Showing: 1-10 results of 1892

Chapter 1 PETER BREAKS THROUGH All children, except one, grow up. They soon know that they will grow up, and the way Wendy knew was this. One day when she was two years old she was playing in a garden, and she plucked another flower and ran with it to her mother. I suppose she must have looked rather delightful, for Mrs. Darling put her hand to her heart and cried, "Oh, why can't you remain like this for ever!" This was all that passed between... more...

CHAPTER 1 The studio was filled with the rich odour of roses, and when the light summer wind stirred amidst the trees of the garden, there came through the open door the heavy scent of the lilac, or the more delicate perfume of the pink-flowering thorn. From the corner of the divan of Persian saddle-bags on which he was lying, smoking, as was his custom, innumerable cigarettes, Lord Henry Wotton could just catch the gleam of the honey-sweet and... more...

"With apologies to gent opposite," said Clowes, "I must say I don't think much of the team." "Don't apologise to me," said Allardyce disgustedly, as he filled the teapot, "I think they're rotten." "They ought to have got into form by now, too," said Trevor. "It's not as if this was the first game of the term." "First game!" Allardyce laughed shortly. "Why, we've only got a couple of club matches and the return match with Ripton to end the... more...

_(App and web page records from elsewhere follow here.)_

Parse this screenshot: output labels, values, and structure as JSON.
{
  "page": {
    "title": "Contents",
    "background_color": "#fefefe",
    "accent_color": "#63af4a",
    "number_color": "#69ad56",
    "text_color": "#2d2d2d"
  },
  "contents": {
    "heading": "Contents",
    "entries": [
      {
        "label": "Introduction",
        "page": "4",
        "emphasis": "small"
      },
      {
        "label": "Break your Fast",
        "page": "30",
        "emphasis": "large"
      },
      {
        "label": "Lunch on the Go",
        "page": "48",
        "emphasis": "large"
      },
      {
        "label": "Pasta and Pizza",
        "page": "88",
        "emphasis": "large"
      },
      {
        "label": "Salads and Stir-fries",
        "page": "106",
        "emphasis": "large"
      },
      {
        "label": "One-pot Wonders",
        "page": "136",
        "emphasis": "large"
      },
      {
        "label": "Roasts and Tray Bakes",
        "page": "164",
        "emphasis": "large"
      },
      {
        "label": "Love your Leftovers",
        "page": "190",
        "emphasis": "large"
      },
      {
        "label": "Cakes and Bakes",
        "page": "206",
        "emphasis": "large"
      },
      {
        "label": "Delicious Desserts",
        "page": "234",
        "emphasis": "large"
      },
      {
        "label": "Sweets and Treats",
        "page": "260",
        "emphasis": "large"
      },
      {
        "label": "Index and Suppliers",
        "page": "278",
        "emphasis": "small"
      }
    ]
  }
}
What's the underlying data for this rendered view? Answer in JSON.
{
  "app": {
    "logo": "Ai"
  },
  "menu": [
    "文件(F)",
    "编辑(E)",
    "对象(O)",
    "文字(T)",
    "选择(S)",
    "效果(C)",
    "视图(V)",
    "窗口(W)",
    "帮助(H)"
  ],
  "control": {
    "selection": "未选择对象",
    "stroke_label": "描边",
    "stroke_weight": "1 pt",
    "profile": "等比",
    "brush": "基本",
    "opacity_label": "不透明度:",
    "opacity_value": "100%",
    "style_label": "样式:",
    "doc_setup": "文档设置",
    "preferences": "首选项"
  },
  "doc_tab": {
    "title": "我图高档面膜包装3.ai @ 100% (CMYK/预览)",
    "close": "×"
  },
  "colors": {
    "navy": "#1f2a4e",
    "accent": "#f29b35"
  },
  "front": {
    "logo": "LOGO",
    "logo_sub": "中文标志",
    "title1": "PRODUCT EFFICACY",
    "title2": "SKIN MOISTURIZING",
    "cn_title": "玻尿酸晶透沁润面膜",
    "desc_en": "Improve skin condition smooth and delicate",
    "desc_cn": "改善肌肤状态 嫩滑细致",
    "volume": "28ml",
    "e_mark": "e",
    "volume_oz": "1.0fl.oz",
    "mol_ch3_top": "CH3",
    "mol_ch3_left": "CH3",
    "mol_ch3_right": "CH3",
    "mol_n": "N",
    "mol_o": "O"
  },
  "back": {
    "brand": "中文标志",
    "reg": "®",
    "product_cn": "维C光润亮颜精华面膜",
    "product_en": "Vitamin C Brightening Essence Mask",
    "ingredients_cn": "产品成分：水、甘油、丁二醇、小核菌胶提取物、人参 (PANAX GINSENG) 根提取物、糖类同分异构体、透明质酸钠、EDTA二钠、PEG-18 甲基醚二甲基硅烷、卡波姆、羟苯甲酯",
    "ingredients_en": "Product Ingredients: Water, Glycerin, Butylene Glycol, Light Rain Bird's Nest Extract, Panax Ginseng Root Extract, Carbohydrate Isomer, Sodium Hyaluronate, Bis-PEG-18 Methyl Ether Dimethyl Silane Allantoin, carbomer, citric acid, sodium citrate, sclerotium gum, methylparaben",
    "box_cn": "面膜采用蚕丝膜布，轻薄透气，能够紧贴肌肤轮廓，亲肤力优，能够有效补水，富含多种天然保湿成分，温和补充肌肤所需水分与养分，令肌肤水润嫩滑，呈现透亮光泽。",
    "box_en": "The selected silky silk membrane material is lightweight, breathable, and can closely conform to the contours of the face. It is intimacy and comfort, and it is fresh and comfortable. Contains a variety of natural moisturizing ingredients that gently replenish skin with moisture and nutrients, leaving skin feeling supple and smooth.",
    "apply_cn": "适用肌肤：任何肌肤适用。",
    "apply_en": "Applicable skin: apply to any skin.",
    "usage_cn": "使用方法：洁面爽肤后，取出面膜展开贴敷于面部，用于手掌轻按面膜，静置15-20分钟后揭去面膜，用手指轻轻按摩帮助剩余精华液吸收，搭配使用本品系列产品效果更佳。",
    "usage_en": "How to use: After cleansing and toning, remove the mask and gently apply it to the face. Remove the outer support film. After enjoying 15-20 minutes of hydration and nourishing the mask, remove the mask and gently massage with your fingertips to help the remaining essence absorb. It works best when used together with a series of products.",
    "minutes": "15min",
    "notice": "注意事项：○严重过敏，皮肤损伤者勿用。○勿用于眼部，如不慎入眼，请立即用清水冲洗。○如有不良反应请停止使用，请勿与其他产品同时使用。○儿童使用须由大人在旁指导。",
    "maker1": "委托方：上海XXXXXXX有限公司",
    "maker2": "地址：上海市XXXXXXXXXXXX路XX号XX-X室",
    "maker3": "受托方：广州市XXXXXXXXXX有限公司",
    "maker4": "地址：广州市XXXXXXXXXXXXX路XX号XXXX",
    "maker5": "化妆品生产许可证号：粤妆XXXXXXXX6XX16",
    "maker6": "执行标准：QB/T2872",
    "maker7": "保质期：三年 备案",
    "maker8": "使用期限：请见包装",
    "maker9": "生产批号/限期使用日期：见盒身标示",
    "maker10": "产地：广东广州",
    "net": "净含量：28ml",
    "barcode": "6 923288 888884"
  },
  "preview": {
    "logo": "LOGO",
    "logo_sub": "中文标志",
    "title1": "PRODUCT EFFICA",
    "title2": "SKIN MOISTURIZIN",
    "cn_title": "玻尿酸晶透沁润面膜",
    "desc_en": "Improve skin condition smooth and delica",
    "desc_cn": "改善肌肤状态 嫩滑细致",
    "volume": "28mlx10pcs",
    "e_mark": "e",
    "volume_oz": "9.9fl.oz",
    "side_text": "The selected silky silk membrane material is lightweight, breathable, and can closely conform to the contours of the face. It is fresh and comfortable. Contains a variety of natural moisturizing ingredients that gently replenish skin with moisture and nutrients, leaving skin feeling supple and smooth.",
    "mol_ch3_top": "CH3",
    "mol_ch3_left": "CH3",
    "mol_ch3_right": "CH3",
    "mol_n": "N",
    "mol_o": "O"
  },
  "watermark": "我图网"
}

CHAPTER I. ON THE ERIE ROAD. "Papers, magazines, all the popular novels! Can't I sell you something this morning?" Joshua Bascom turned as the train boy addressed him, and revealed an honest, sunburned face, lighted up with pleasurable excitement, for he was a farmer's son and was making his first visit to the city of New York. "I ain't much on story readin'," he said, "I tried to read a story book once, but I couldn't seem to get interested... more...

PREFACE These lectures have been given perhaps half a dozen times, in England, in Switzerland and in Germany. On allowing them to appear in print I should perhaps apologize to my readers for the somewhat free and familiar style in which parts of them are written; but even if I had the time to recast them into a more serious form I should be unwilling to do so, for there is surely enough ponderous literature on the subject, and although some may... more...


There once lived happily together, in a fine house, a tortoise-shell Cat and a pretty white Dog: the Cat’s name was Tittums; the Dog’s, Fido. In course of time the pretty Dog fell in love with the Cat, and only waited for a good chance to disclose his affections. This came one day, when Tittums had put her paws on the fender, dropped her head a little on one side, half closed her eyes, and seemed thinking of nothing at all. Then Fido,... more...

THE FAIRIES' LIFE. In the deep shadow of the Highlands, at the foot of the old Crow Nest Mountain, is a wild and beautiful hollow, closed around on every side by tall trees, interlaced together by the clasping tendrils of the honeysuckle, and the giant arms of luxuriant wild grape-vines. The mossy edge of this magic circle is thickly embroidered with violets, harebells, perfumed clover-blossoms, and delicate, feathery ferns. A little brook,... more...

The History of Lucy, Emily, and Henry Fairchild was begun in 1818, nearly a century ago. The two little misses and their brother played and did lessons, were naughty and good, happy and sorrowful, when George III. was still on the throne; when gentlemen wore blue coats with brass buttons, knee-breeches, and woollen stockings; and ladies were attired in short waists, low necks, and long ringlets. The Battle of Waterloo was quite a recent event;... more...

Fable I.THE WOLF AND THE LAMB. Driven by thirst, a Wolf and a Lamb had come to the same stream; the Wolf stood above, and the Lamb at a distance below. Then, the spoiler, prompted by a ravenous maw, alleged a pretext for a quarrel. “Why,” said he, “have you made the water muddy for me while I am drinking?” The Fleece-bearer, trembling, answered: “Prithee, Wolf, how can I do what you complain of? The water is flowing... more...

THE ESKIMO TWINS This is the true story of Menie and Monnie and their two little dogs, Nip and Tup. Menie and Monnie are twins, and they live far away in the North, near the very edge. They are five years old. Menie is the boy, and Monnie is the girl. But you cannot tell which is Menie and which is Monnie,—not even if you look ever so hard at their pictures! That is because they dress alike. When they are a little way off even their... more...